FILMS PRESENTED IN VENICE:
1992 – Les sept péchés capitaux (anthology film) – International Critics’ Week (director)
1999 – Une liason pornographique (A Pornographic Affair) – In Competition (director)
2004 – La femme de Gilles (Gilles’ Wife) – Orizzonti (screenplay, director)
2012 – Tango libre – Orizzonti (director)

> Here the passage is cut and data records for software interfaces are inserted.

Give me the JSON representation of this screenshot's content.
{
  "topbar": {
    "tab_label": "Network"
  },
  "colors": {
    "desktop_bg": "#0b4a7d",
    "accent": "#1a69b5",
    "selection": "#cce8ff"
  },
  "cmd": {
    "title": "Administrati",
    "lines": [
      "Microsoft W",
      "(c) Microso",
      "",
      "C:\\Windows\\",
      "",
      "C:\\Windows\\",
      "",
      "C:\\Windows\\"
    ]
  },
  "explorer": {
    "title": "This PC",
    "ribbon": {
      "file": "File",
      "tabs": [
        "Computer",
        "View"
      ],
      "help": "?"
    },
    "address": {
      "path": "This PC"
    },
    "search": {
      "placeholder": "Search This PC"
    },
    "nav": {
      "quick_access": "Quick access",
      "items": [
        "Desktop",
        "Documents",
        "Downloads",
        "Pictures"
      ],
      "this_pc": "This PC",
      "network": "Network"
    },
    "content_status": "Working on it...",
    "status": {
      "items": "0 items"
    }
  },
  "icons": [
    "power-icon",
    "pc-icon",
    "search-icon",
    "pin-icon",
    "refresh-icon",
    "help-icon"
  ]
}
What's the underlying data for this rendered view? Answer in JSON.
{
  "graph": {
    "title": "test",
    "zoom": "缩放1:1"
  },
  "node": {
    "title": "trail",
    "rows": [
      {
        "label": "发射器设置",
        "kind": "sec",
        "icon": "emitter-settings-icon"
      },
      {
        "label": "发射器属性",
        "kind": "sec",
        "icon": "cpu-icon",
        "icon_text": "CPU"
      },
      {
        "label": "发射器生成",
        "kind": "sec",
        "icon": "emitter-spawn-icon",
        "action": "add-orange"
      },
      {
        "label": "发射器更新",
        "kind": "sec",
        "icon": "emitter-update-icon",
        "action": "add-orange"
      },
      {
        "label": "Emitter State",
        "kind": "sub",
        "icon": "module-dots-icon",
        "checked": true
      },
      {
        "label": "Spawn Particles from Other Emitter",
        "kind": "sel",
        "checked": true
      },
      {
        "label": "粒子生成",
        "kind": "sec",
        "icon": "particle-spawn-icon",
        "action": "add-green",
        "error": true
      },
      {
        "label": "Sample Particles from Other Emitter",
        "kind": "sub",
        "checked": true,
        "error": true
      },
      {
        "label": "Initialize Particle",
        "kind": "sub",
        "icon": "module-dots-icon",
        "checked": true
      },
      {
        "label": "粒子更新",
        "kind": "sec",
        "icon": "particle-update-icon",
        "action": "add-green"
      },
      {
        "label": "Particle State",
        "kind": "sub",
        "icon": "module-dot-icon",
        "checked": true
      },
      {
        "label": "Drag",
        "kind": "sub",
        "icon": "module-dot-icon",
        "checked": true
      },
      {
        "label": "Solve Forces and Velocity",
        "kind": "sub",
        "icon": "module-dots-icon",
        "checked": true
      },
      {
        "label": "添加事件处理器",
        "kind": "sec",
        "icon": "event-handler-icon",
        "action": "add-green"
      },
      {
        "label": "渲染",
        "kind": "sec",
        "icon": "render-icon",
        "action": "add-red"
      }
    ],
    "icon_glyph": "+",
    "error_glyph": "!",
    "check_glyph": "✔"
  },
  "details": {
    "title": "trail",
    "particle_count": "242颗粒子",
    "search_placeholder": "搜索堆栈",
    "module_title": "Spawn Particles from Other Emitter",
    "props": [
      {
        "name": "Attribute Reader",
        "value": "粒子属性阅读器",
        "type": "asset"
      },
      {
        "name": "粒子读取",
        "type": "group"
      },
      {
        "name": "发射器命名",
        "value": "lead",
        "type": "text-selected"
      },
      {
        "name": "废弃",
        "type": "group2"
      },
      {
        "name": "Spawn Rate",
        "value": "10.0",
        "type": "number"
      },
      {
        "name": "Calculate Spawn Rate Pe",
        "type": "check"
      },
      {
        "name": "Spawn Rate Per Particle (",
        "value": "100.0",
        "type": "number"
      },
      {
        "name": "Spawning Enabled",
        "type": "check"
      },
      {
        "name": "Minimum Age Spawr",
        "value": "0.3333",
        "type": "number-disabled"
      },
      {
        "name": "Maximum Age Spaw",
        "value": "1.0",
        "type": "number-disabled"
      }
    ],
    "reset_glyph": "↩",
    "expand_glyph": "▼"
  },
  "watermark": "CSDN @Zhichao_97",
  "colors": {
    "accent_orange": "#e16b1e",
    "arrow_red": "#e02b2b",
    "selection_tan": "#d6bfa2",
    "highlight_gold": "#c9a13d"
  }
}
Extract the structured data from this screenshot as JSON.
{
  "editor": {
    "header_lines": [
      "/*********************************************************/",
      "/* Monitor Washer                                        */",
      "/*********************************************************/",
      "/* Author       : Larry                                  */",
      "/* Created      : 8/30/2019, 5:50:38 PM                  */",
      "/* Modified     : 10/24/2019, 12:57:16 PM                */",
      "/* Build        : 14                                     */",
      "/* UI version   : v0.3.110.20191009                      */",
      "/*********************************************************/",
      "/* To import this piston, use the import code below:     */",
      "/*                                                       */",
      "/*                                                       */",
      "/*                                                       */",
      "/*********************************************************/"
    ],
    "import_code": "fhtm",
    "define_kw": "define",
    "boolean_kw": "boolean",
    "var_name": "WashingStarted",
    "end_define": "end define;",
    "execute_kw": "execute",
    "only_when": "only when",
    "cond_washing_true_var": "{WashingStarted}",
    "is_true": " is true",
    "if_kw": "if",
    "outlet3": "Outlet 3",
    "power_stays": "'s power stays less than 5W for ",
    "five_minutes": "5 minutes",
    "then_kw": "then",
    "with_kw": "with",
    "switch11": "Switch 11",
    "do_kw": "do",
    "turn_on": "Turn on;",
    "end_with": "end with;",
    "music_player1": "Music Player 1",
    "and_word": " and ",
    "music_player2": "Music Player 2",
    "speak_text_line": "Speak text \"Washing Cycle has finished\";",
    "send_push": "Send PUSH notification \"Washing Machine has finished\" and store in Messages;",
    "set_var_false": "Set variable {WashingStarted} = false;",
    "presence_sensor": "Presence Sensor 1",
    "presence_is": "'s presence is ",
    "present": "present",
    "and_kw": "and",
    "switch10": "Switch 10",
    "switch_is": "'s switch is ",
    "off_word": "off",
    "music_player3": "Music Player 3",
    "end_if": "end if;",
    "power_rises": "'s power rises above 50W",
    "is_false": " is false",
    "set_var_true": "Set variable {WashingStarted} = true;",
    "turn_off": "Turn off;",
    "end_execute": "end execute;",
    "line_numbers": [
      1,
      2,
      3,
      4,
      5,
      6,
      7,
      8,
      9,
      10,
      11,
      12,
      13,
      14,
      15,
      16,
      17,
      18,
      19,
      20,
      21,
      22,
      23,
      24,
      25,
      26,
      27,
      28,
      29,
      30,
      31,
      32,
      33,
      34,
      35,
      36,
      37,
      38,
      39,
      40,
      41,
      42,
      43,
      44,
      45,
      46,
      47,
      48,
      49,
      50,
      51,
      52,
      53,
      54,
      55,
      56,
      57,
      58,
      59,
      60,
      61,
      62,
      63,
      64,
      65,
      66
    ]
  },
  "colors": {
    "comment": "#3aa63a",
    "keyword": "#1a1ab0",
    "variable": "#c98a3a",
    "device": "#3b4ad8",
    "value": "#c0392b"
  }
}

AWARDS:
1999 – Une liason pornographique (A Pornographic Affair) – Coppa Volpi for Best Actress to Nathalie Baye 2012 – Tango libre – Orizzonti Special Jury Prize

 



70 Directors for Venice 70